**How to complete this task**
Please repeat each entry. Match every word exactly.
____
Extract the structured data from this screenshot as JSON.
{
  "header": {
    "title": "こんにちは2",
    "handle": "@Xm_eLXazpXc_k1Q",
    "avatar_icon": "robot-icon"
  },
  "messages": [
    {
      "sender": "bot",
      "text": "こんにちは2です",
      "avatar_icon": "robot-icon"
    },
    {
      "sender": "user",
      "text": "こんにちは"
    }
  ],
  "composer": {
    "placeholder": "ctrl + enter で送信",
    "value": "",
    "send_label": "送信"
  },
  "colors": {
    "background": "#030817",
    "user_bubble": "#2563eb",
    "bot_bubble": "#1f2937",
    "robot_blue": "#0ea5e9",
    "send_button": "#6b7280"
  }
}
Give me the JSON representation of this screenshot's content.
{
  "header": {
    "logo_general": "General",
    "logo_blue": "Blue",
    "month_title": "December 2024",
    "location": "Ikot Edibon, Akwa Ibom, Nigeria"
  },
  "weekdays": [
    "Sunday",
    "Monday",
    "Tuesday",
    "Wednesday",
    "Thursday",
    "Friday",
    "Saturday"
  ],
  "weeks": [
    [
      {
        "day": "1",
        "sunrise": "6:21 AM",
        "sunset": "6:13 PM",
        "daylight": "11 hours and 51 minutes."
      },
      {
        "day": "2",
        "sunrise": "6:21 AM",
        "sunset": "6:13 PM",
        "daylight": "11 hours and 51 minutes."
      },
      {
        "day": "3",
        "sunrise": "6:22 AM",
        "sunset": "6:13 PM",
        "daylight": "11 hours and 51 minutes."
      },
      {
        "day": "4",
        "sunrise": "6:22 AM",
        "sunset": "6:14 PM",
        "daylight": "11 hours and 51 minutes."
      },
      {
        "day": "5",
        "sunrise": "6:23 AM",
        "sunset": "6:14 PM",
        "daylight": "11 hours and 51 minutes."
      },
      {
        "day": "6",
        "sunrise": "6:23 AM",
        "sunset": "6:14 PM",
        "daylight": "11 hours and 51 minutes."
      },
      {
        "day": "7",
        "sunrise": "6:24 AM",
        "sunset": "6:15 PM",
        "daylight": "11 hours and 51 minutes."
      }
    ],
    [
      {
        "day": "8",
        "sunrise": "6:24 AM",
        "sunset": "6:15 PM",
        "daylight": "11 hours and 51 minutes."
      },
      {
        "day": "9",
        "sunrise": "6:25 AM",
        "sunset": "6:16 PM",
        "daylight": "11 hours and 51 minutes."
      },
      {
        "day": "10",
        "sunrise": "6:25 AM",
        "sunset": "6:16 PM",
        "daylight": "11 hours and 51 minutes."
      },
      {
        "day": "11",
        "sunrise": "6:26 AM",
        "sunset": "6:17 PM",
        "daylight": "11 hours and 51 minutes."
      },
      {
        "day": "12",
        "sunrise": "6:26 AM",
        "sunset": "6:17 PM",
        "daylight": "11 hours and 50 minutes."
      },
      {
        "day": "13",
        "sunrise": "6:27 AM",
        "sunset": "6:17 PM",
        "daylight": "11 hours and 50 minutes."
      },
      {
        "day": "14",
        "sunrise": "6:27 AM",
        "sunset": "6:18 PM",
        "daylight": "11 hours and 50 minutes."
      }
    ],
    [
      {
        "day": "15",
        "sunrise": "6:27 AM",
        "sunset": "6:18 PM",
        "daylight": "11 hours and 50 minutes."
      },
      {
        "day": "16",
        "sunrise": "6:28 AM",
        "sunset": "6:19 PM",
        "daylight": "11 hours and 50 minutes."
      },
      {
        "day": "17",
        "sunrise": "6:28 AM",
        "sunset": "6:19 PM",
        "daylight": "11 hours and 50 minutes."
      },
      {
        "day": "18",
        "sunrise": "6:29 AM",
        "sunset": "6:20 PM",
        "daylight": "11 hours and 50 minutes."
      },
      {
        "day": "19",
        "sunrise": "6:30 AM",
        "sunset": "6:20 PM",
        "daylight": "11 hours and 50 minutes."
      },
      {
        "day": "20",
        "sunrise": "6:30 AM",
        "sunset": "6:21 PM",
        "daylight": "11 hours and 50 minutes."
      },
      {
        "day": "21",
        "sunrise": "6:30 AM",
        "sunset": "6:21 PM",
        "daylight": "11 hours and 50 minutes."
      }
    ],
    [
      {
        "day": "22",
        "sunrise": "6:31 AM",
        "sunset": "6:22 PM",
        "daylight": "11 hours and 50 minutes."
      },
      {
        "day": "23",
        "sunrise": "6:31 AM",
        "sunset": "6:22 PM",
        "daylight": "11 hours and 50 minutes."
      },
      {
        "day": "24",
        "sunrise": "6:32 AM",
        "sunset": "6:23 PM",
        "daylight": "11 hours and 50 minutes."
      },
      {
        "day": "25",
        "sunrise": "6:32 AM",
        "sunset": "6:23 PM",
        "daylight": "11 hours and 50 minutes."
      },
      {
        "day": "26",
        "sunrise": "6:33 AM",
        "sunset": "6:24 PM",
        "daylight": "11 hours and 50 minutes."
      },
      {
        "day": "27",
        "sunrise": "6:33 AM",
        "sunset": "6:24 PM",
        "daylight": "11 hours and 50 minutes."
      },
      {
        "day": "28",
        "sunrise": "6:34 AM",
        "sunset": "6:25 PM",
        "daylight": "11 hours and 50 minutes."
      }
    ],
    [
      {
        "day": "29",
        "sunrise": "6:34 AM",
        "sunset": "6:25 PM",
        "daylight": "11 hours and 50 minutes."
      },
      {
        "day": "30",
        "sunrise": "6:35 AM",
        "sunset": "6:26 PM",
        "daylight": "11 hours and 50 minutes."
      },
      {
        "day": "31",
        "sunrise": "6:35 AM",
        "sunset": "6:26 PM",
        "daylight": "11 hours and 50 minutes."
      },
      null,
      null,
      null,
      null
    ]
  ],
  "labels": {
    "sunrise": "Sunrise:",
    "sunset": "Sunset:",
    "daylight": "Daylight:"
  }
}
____
**Response**
Extract the structured data from this screenshot as JSON.
{
  "header": {
    "title": "こんにちは2",
    "handle": "@Xm_eLXazpXc_k1Q",
    "avatar_icon": "robot-icon"
  },
  "messages": [
    {
      "sender": "bot",
      "text": "こんにちは2です",
      "avatar_icon": "robot-icon"
    },
    {
      "sender": "user",
      "text": "こんにちは"
    }
  ],
  "composer": {
    "placeholder": "ctrl + enter で送信",
    "value": "",
    "send_label": "送信"
  },
  "colors": {
    "background": "#030817",
    "user_bubble": "#2563eb",
    "bot_bubble": "#1f2937",
    "robot_blue": "#0ea5e9",
    "send_button": "#6b7280"
  }
}
Give me the JSON representation of this screenshot's content.
{
  "header": {
    "logo_general": "General",
    "logo_blue": "Blue",
    "month_title": "December 2024",
    "location": "Ikot Edibon, Akwa Ibom, Nigeria"
  },
  "weekdays": [
    "Sunday",
    "Monday",
    "Tuesday",
    "Wednesday",
    "Thursday",
    "Friday",
    "Saturday"
  ],
  "weeks": [
    [
      {
        "day": "1",
        "sunrise": "6:21 AM",
        "sunset": "6:13 PM",
        "daylight": "11 hours and 51 minutes."
      },
      {
        "day": "2",
        "sunrise": "6:21 AM",
        "sunset": "6:13 PM",
        "daylight": "11 hours and 51 minutes."
      },
      {
        "day": "3",
        "sunrise": "6:22 AM",
        "sunset": "6:13 PM",
        "daylight": "11 hours and 51 minutes."
      },
      {
        "day": "4",
        "sunrise": "6:22 AM",
        "sunset": "6:14 PM",
        "daylight": "11 hours and 51 minutes."
      },
      {
        "day": "5",
        "sunrise": "6:23 AM",
        "sunset": "6:14 PM",
        "daylight": "11 hours and 51 minutes."
      },
      {
        "day": "6",
        "sunrise": "6:23 AM",
        "sunset": "6:14 PM",
        "daylight": "11 hours and 51 minutes."
      },
      {
        "day": "7",
        "sunrise": "6:24 AM",
        "sunset": "6:15 PM",
        "daylight": "11 hours and 51 minutes."
      }
    ],
    [
      {
        "day": "8",
        "sunrise": "6:24 AM",
        "sunset": "6:15 PM",
        "daylight": "11 hours and 51 minutes."
      },
      {
        "day": "9",
        "sunrise": "6:25 AM",
        "sunset": "6:16 PM",
        "daylight": "11 hours and 51 minutes."
      },
      {
        "day": "10",
        "sunrise": "6:25 AM",
        "sunset": "6:16 PM",
        "daylight": "11 hours and 51 minutes."
      },
      {
        "day": "11",
        "sunrise": "6:26 AM",
        "sunset": "6:17 PM",
        "daylight": "11 hours and 51 minutes."
      },
      {
        "day": "12",
        "sunrise": "6:26 AM",
        "sunset": "6:17 PM",
        "daylight": "11 hours and 50 minutes."
      },
      {
        "day": "13",
        "sunrise": "6:27 AM",
        "sunset": "6:17 PM",
        "daylight": "11 hours and 50 minutes."
      },
      {
        "day": "14",
        "sunrise": "6:27 AM",
        "sunset": "6:18 PM",
        "daylight": "11 hours and 50 minutes."
      }
    ],
    [
      {
        "day": "15",
        "sunrise": "6:27 AM",
        "sunset": "6:18 PM",
        "daylight": "11 hours and 50 minutes."
      },
      {
        "day": "16",
        "sunrise": "6:28 AM",
        "sunset": "6:19 PM",
        "daylight": "11 hours and 50 minutes."
      },
      {
        "day": "17",
        "sunrise": "6:28 AM",
        "sunset": "6:19 PM",
        "daylight": "11 hours and 50 minutes."
      },
      {
        "day": "18",
        "sunrise": "6:29 AM",
        "sunset": "6:20 PM",
        "daylight": "11 hours and 50 minutes."
      },
      {
        "day": "19",
        "sunrise": "6:30 AM",
        "sunset": "6:20 PM",
        "daylight": "11 hours and 50 minutes."
      },
      {
        "day": "20",
        "sunrise": "6:30 AM",
        "sunset": "6:21 PM",
        "daylight": "11 hours and 50 minutes."
      },
      {
        "day": "21",
        "sunrise": "6:30 AM",
        "sunset": "6:21 PM",
        "daylight": "11 hours and 50 minutes."
      }
    ],
    [
      {
        "day": "22",
        "sunrise": "6:31 AM",
        "sunset": "6:22 PM",
        "daylight": "11 hours and 50 minutes."
      },
      {
        "day": "23",
        "sunrise": "6:31 AM",
        "sunset": "6:22 PM",
        "daylight": "11 hours and 50 minutes."
      },
      {
        "day": "24",
        "sunrise": "6:32 AM",
        "sunset": "6:23 PM",
        "daylight": "11 hours and 50 minutes."
      },
      {
        "day": "25",
        "sunrise": "6:32 AM",
        "sunset": "6:23 PM",
        "daylight": "11 hours and 50 minutes."
      },
      {
        "day": "26",
        "sunrise": "6:33 AM",
        "sunset": "6:24 PM",
        "daylight": "11 hours and 50 minutes."
      },
      {
        "day": "27",
        "sunrise": "6:33 AM",
        "sunset": "6:24 PM",
        "daylight": "11 hours and 50 minutes."
      },
      {
        "day": "28",
        "sunrise": "6:34 AM",
        "sunset": "6:25 PM",
        "daylight": "11 hours and 50 minutes."
      }
    ],
    [
      {
        "day": "29",
        "sunrise": "6:34 AM",
        "sunset": "6:25 PM",
        "daylight": "11 hours and 50 minutes."
      },
      {
        "day": "30",
        "sunrise": "6:35 AM",
        "sunset": "6:26 PM",
        "daylight": "11 hours and 50 minutes."
      },
      {
        "day": "31",
        "sunrise": "6:35 AM",
        "sunset": "6:26 PM",
        "daylight": "11 hours and 50 minutes."
      },
      null,
      null,
      null,
      null
    ]
  ],
  "labels": {
    "sunrise": "Sunrise:",
    "sunset": "Sunset:",
    "daylight": "Daylight:"
  }
}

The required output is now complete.